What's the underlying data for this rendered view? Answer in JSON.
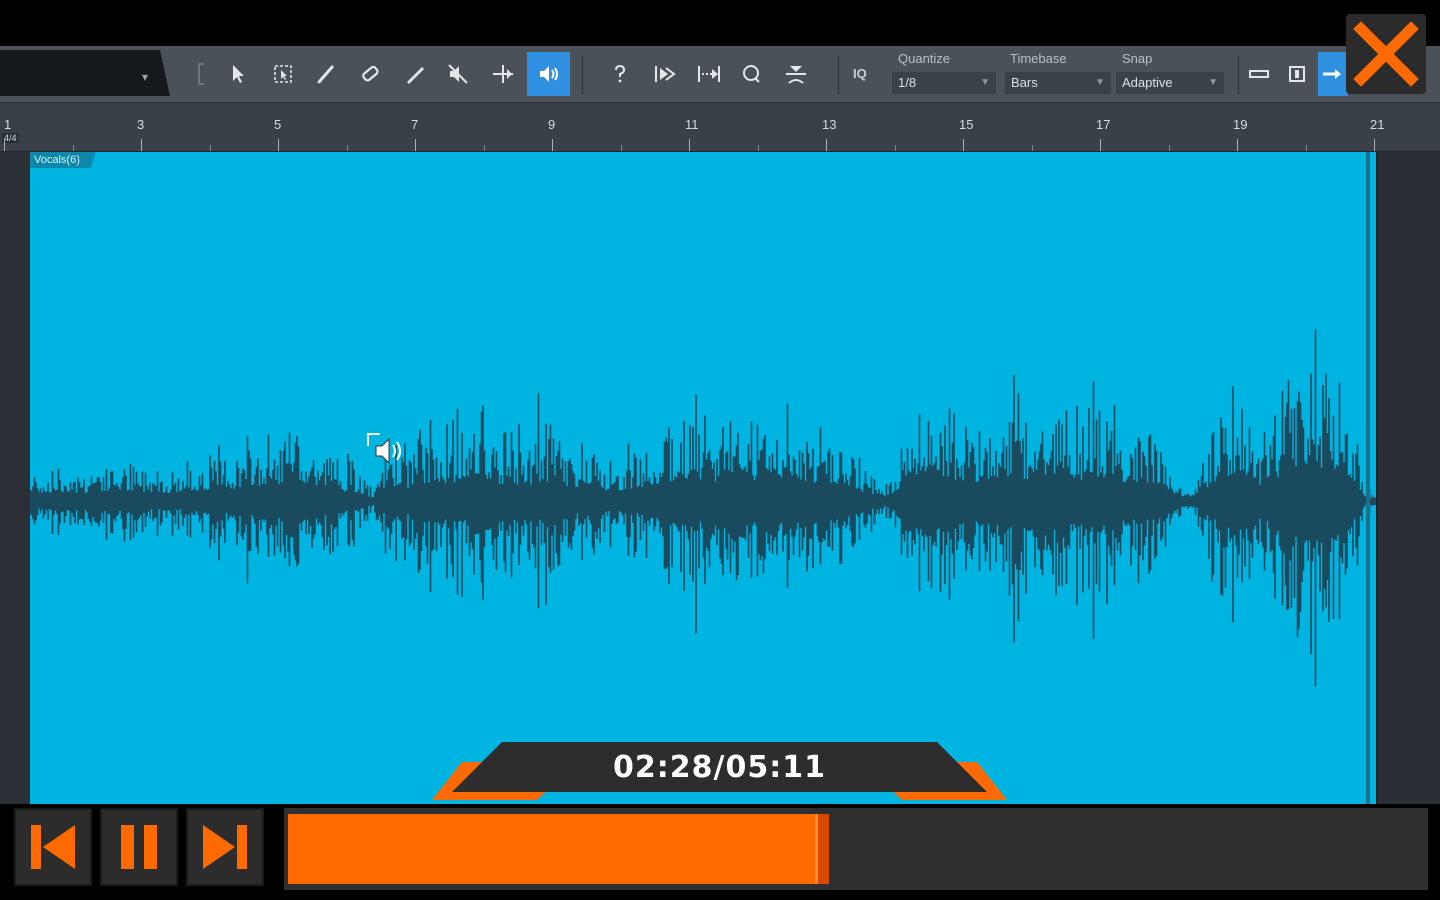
{
  "toolbar": {
    "tools": [
      {
        "name": "arrow-tool-icon",
        "active": false
      },
      {
        "name": "range-tool-icon",
        "active": false
      },
      {
        "name": "split-tool-icon",
        "active": false
      },
      {
        "name": "eraser-tool-icon",
        "active": false
      },
      {
        "name": "paint-tool-icon",
        "active": false
      },
      {
        "name": "mute-tool-icon",
        "active": false
      },
      {
        "name": "bend-tool-icon",
        "active": false
      },
      {
        "name": "listen-tool-icon",
        "active": true
      }
    ],
    "quantize": {
      "label": "Quantize",
      "value": "1/8"
    },
    "timebase": {
      "label": "Timebase",
      "value": "Bars"
    },
    "snap": {
      "label": "Snap",
      "value": "Adaptive"
    },
    "iq_label": "IQ"
  },
  "ruler": {
    "time_signature": "4/4",
    "bars": [
      "1",
      "3",
      "5",
      "7",
      "9",
      "11",
      "13",
      "15",
      "17",
      "19",
      "21"
    ]
  },
  "clip": {
    "label": "Vocals(6)",
    "color": "#00b4e1",
    "waveform_color": "#1a4a5e"
  },
  "player": {
    "time_display": "02:28/05:11",
    "progress_fraction": 0.476,
    "accent": "#ff6a00"
  }
}
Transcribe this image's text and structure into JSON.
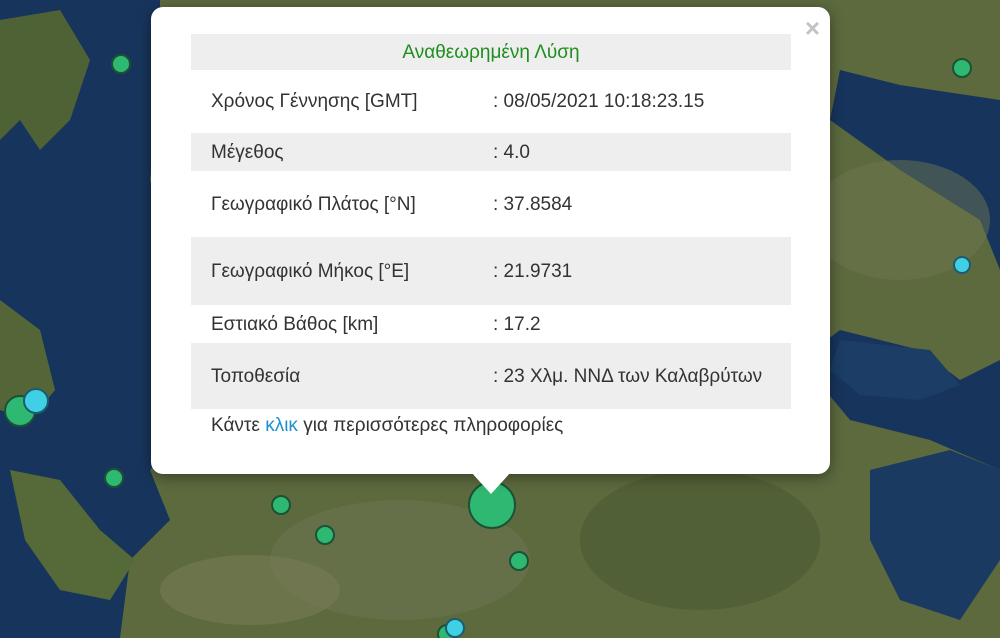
{
  "popup": {
    "close_symbol": "×",
    "title": "Αναθεωρημένη Λύση",
    "rows": [
      {
        "label": "Χρόνος Γέννησης [GMT]",
        "value": ": 08/05/2021 10:18:23.15"
      },
      {
        "label": "Μέγεθος",
        "value": ": 4.0"
      },
      {
        "label": "Γεωγραφικό Πλάτος [°N]",
        "value": ": 37.8584"
      },
      {
        "label": "Γεωγραφικό Μήκος [°E]",
        "value": ": 21.9731"
      },
      {
        "label": "Εστιακό Βάθος [km]",
        "value": ": 17.2"
      },
      {
        "label": "Τοποθεσία",
        "value": ": 23 Χλμ. ΝΝΔ των Καλαβρύτων"
      }
    ],
    "more_prefix": "Κάντε ",
    "more_link": "κλικ",
    "more_suffix": " για περισσότερες πληροφορίες"
  },
  "colors": {
    "title": "#1e8e1e",
    "link": "#1f8fcf",
    "marker_green": "#2eb872",
    "marker_cyan": "#3fd0e6",
    "sea": "#16345a",
    "land": "#5a6840"
  },
  "icons": [
    "close-icon",
    "earthquake-marker"
  ]
}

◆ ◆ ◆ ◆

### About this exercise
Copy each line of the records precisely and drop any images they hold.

### Written solution
What's the underlying data for this rendered view? Answer in JSON.
{
  "toolbar": {
    "tools": [
      {
        "name": "arrow-tool-icon",
        "active": false
      },
      {
        "name": "range-tool-icon",
        "active": false
      },
      {
        "name": "split-tool-icon",
        "active": false
      },
      {
        "name": "eraser-tool-icon",
        "active": false
      },
      {
        "name": "paint-tool-icon",
        "active": false
      },
      {
        "name": "mute-tool-icon",
        "active": false
      },
      {
        "name": "bend-tool-icon",
        "active": false
      },
      {
        "name": "listen-tool-icon",
        "active": true
      }
    ],
    "quantize": {
      "label": "Quantize",
      "value": "1/8"
    },
    "timebase": {
      "label": "Timebase",
      "value": "Bars"
    },
    "snap": {
      "label": "Snap",
      "value": "Adaptive"
    },
    "iq_label": "IQ"
  },
  "ruler": {
    "time_signature": "4/4",
    "bars": [
      "1",
      "3",
      "5",
      "7",
      "9",
      "11",
      "13",
      "15",
      "17",
      "19",
      "21"
    ]
  },
  "clip": {
    "label": "Vocals(6)",
    "color": "#00b4e1",
    "waveform_color": "#1a4a5e"
  },
  "player": {
    "time_display": "02:28/05:11",
    "progress_fraction": 0.476,
    "accent": "#ff6a00"
  }
}
Transcribe this image's text and structure into JSON.
{
  "popup": {
    "close_symbol": "×",
    "title": "Αναθεωρημένη Λύση",
    "rows": [
      {
        "label": "Χρόνος Γέννησης [GMT]",
        "value": ": 08/05/2021 10:18:23.15"
      },
      {
        "label": "Μέγεθος",
        "value": ": 4.0"
      },
      {
        "label": "Γεωγραφικό Πλάτος [°N]",
        "value": ": 37.8584"
      },
      {
        "label": "Γεωγραφικό Μήκος [°E]",
        "value": ": 21.9731"
      },
      {
        "label": "Εστιακό Βάθος [km]",
        "value": ": 17.2"
      },
      {
        "label": "Τοποθεσία",
        "value": ": 23 Χλμ. ΝΝΔ των Καλαβρύτων"
      }
    ],
    "more_prefix": "Κάντε ",
    "more_link": "κλικ",
    "more_suffix": " για περισσότερες πληροφορίες"
  },
  "colors": {
    "title": "#1e8e1e",
    "link": "#1f8fcf",
    "marker_green": "#2eb872",
    "marker_cyan": "#3fd0e6",
    "sea": "#16345a",
    "land": "#5a6840"
  },
  "icons": [
    "close-icon",
    "earthquake-marker"
  ]
}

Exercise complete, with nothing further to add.